Earth Day to May Day!

For the third consecutive year, the Global Climate Convergence is bringing together Earth Day and May Day events everywhere for a united movement for people, peace, and planet.

The History of Earth Day

On April 22,1970, 20 million Americans took to the streets, parks, and auditoriums to demonstrate for a healthy, sustainable environment in massive coast-to-coast rallies. Thousands of colleges and universities organized protests against the deterioration of the environment. Groups that had been fighting against oil spills, polluting factories and power plants, raw sewage, toxic dumps, pesticides, freeways, the loss of wilderness, and the extinction of wildlife suddenly realized they shared common values.

IWW: The Brief Origins of May Day

Most people living in the United States know little about the International Workers’ Day of May Day. For many others there is an assumption that it is a holiday celebrated in state communist countries like Cuba or the former Soviet Union. Most Americans don’t realize that May Day has its origins here in this country and is as “American” as baseball and apple pie, and stemmed from the pre-Christian holiday of Beltane, a celebration of rebirth and fertility.

Climate activists call for no new oil extraction in New Orleans Superdome protest

Currently, hundreds of climate and social justice activists are occupying the Superdome in New Orleans in a mass protest calling to keep 43 million acres of oil and gas leases in the Gulf of Mexico.

Today, the Obama administration is auctioning off those 43 million acres to the oil and gas industry. Courageous activists have taken a stand to say a resounding “NO” to further oil extraction by the same people that brought us the BP Oil Disaster in 2010 and continue to decimate communities and ecosystems along the Gulf Coast. Our friends aren’t demanding “kinder and gentler” version of drilling, but a stop to new offshore leases and no more drilling.. They’re setting an example for how movements against climate change and social justice can take bigger, bolder action.

INDEPENDENT: Heathrow 13 climate change protesters avoid jail in 'triumph for democracy'

The nightmare has been ended for the Heathrow 13 as they were narrowly spared jail for their high-profile protest against the London airport’s expansion.

District Judge Deborah Wright astonished many legal observers last month by warning that a custodial sentence was “almost inevitable” for the peaceful demonstrators.

But the public outcry against her remarks appeared to have cut through, as she handed the protesters six-week suspended sentences.

Nothing to do, nowhere to go, nothing to say: How the broad climate movement has failed us

…Around the world people are getting radicalized and making bold efforts to save this biosphere we know and love. In the US, Flood the System called for and carried out multiple climate justice actions. The Global Climate Convergence is continuing its work to build a Peoples Climate Strike. Groups like the Indigenous Environmental Network and Climate Justice Alliance are confronting the legacy of colonialism and its damage to land and water. Fossil Fuel Student Divestment Network is organizing to divest universities from the oil and coal companies. Still, the reality is that the broad climate movement in the “developed” world has mostly been a failure and an obstacle to building an effective and truly relevant movement….

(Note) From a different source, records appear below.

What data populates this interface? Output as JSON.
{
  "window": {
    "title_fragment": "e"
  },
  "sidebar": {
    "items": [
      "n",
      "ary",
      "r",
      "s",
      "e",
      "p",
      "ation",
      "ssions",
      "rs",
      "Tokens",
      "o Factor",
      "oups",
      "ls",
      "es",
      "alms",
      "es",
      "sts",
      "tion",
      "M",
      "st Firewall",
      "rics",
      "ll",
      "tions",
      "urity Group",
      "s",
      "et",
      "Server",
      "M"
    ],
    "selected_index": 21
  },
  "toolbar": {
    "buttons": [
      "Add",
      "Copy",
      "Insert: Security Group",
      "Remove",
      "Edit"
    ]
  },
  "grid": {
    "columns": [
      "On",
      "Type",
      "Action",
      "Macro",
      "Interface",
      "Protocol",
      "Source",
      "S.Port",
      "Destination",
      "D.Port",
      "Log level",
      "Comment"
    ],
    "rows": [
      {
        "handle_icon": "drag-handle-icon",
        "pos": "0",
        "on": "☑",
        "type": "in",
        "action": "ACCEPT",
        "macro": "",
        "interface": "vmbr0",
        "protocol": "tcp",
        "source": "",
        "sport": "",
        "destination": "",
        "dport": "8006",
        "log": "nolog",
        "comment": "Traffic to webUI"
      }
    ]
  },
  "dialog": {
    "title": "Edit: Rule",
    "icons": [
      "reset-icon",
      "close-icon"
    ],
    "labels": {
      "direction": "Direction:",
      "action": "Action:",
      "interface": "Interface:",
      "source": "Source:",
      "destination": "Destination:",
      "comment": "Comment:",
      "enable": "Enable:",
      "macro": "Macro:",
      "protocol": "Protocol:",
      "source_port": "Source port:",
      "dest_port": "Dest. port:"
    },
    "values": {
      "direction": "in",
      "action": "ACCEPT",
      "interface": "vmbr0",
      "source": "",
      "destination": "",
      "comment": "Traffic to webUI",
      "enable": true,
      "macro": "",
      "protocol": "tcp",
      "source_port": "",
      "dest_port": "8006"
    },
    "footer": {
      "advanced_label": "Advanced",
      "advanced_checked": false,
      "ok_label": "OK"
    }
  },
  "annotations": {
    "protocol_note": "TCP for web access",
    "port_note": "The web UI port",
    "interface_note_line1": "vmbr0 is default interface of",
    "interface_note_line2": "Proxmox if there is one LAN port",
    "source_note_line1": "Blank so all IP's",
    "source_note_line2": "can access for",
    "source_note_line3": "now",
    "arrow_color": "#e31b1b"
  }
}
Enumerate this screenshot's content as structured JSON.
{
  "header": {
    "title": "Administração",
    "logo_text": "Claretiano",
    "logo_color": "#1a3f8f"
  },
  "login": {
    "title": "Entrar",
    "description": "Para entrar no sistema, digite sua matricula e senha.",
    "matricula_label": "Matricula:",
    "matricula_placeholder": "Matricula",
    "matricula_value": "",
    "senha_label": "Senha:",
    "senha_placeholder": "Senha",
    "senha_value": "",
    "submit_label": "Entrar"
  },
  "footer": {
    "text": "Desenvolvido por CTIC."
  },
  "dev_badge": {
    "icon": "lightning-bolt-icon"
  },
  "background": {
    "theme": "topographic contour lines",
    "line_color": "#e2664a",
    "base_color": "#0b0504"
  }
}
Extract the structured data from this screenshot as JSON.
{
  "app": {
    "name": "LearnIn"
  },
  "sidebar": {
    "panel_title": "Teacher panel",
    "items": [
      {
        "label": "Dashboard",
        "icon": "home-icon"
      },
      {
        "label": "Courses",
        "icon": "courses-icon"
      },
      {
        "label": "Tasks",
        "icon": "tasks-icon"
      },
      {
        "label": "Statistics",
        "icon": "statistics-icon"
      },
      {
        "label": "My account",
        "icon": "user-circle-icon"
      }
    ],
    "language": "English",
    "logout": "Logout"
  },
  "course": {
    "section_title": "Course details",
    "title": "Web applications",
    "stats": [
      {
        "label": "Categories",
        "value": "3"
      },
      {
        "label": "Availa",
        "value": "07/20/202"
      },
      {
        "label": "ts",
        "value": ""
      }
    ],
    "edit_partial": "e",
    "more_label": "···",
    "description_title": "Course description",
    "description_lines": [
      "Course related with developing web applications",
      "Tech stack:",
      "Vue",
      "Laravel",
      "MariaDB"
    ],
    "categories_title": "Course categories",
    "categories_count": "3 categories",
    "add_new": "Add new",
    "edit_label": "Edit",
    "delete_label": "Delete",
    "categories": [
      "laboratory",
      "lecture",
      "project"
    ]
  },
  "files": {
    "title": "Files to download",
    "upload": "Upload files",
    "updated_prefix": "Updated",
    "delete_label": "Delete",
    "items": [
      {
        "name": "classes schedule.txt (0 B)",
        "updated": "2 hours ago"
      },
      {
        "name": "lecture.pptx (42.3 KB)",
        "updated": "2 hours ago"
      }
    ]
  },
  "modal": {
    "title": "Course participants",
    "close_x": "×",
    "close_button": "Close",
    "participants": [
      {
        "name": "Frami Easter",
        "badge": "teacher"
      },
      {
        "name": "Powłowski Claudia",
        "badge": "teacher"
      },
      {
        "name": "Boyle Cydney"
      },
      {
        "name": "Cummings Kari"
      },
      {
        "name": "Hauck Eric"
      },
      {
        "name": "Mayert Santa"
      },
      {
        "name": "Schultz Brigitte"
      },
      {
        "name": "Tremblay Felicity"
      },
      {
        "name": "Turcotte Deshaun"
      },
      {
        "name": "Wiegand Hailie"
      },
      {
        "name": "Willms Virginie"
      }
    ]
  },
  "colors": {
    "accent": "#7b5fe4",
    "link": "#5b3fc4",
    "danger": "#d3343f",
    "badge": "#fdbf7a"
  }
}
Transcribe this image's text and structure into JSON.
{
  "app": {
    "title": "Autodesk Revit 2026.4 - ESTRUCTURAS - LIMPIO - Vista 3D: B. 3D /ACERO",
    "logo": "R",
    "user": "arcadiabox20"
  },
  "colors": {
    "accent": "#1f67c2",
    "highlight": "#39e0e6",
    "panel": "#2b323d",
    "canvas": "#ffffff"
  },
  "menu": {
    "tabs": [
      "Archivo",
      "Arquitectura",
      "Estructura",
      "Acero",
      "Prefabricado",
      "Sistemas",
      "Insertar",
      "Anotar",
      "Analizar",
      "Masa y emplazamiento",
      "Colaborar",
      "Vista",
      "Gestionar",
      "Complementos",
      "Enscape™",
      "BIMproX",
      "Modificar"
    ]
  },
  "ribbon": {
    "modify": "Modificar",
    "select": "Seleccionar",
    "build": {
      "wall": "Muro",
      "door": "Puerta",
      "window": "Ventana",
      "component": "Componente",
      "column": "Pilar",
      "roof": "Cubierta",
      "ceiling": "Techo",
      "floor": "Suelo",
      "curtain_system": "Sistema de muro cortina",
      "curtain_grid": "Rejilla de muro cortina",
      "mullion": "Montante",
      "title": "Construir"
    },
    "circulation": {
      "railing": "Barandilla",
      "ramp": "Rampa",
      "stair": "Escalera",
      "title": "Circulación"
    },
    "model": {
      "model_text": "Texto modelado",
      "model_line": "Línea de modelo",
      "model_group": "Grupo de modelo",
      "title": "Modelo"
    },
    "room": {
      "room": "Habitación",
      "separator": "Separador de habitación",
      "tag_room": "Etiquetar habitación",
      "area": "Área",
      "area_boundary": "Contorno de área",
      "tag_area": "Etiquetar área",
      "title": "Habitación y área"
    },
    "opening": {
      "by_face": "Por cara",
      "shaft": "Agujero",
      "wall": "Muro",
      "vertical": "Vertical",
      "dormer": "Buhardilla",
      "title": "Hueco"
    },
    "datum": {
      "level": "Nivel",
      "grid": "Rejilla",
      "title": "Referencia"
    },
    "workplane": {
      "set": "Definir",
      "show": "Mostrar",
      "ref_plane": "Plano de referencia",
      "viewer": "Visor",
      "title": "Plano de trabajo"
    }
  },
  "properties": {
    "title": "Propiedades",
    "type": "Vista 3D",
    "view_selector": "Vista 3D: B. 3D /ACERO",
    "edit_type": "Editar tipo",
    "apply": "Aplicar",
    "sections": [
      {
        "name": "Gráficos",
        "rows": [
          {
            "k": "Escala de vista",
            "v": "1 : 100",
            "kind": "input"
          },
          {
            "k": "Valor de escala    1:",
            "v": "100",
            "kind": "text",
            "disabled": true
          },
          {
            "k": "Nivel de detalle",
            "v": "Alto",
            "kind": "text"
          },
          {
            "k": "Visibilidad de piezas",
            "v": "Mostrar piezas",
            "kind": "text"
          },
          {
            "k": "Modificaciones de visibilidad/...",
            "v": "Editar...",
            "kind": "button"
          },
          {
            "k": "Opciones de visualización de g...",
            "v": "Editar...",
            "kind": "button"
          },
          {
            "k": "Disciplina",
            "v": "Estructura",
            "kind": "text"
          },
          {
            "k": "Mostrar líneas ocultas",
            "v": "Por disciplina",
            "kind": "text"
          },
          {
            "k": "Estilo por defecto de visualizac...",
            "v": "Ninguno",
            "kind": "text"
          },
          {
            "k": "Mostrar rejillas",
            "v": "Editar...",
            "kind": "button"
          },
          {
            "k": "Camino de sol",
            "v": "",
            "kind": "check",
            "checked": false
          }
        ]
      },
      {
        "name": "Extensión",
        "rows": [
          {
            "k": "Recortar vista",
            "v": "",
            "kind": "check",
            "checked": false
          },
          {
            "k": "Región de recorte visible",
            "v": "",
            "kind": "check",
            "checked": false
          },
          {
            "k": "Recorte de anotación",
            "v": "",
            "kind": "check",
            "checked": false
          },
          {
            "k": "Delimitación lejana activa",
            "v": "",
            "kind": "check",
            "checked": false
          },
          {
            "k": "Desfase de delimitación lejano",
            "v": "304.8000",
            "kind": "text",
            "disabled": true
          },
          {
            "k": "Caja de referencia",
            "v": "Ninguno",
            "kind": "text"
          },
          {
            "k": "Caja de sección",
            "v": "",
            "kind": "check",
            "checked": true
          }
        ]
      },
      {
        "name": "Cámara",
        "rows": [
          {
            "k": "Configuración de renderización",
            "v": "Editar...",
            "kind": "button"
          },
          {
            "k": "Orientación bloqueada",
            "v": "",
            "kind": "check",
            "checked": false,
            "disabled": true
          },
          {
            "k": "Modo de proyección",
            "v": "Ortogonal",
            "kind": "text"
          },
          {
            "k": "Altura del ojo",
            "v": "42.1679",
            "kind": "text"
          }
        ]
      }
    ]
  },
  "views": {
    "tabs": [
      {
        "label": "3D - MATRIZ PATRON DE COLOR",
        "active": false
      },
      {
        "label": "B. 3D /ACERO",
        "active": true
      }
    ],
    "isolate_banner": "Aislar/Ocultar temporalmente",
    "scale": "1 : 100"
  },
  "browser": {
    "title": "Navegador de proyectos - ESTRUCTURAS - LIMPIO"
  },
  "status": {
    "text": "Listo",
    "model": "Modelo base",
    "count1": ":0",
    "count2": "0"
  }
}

COUNTERPUNCH: Demanding the Impossible - Saying “No Compromise” in the Climate Movement, And Meaning It

…As daunting as it sounds the gross agenda of industry, banks and compromised political and not for profit institutions can still be undercut and the worst impacts of the climate and environmental crisis mitigated. Most importantly, the poisoning and polluting of communities on the frontlines of environmental disaster can be stopped. Through history, we’ve seen movements for equality, justice and ecological sanity build power and take on the agenda of the corporations and the politicians that love them.

VICE NEWS: With Protests Banned in Paris, Climate Activists Embrace Other Forms of Expression

The vast conference complex that is hosting the Paris climate summit opened its doors to the general public this morning, just one day after world leaders launched the talks with a round of rallying statements and promises to combat global warming.

The inauguration of the Climate Generations areas was due to take place three days after the world’s largest climate march, which was canceled by French authorities in the wake of the November 13 terror attacks that killed 130 in and around the French capital.

According to organizers, 360 French and international civil society organizations will help bring the conference center to life during the two-week summit, which is expected to attract 40,000 visitors.

Olivia Teter and her daughter Jacqueline Puliati, 20, had traveled all the way from San Francisco to take part in Sunday’s big climate march, and to add their voice “to those who are putting pressure on world leaders.” But like scores of others, Teter and Puliati were turned away from Place de la République by police blocking access to the square. “I was very disappointed, it wasn’t the right answer,” Teter, a climate activist based in Silicon Valley, said.

Any hopes that Teter and her daughter may have had of joining protests near the conference center have also been dashed, with Paris police authorities announcing Tuesday that protests around the Le Bourget site would be banned until December 13 — two days after the end of the talks.